-------- Source records --------

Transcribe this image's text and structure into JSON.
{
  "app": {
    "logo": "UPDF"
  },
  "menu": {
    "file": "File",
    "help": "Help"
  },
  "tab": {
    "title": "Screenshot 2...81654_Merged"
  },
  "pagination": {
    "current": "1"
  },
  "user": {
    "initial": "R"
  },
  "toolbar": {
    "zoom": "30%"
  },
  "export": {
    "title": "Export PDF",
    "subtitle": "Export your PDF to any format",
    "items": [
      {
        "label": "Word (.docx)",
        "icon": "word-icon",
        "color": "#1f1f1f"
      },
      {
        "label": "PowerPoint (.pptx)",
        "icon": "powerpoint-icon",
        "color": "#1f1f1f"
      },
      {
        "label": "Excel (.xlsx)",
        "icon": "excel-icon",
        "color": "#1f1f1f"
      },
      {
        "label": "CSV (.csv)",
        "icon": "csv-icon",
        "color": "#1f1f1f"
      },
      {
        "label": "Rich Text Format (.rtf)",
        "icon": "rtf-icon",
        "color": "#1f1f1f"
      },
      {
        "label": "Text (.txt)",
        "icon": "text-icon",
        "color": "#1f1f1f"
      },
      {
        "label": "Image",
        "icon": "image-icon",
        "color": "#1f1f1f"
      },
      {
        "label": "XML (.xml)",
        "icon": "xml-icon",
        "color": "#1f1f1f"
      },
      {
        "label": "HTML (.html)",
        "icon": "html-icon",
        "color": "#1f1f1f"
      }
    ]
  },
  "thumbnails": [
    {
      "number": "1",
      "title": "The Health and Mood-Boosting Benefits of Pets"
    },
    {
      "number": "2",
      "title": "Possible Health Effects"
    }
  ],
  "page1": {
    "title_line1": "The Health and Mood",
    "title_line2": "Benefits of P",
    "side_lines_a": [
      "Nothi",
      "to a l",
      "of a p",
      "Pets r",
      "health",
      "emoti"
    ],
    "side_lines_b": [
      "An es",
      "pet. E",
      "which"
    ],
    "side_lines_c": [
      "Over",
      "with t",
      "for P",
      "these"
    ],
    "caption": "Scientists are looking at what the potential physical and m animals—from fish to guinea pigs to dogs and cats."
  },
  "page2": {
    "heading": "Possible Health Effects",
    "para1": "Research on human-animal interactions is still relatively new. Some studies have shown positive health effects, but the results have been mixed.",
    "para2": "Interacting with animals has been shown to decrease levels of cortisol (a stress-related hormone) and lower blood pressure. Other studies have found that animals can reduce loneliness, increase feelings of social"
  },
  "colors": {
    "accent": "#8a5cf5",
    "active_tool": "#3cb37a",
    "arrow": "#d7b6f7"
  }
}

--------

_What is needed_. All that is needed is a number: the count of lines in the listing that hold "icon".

_Result_. 9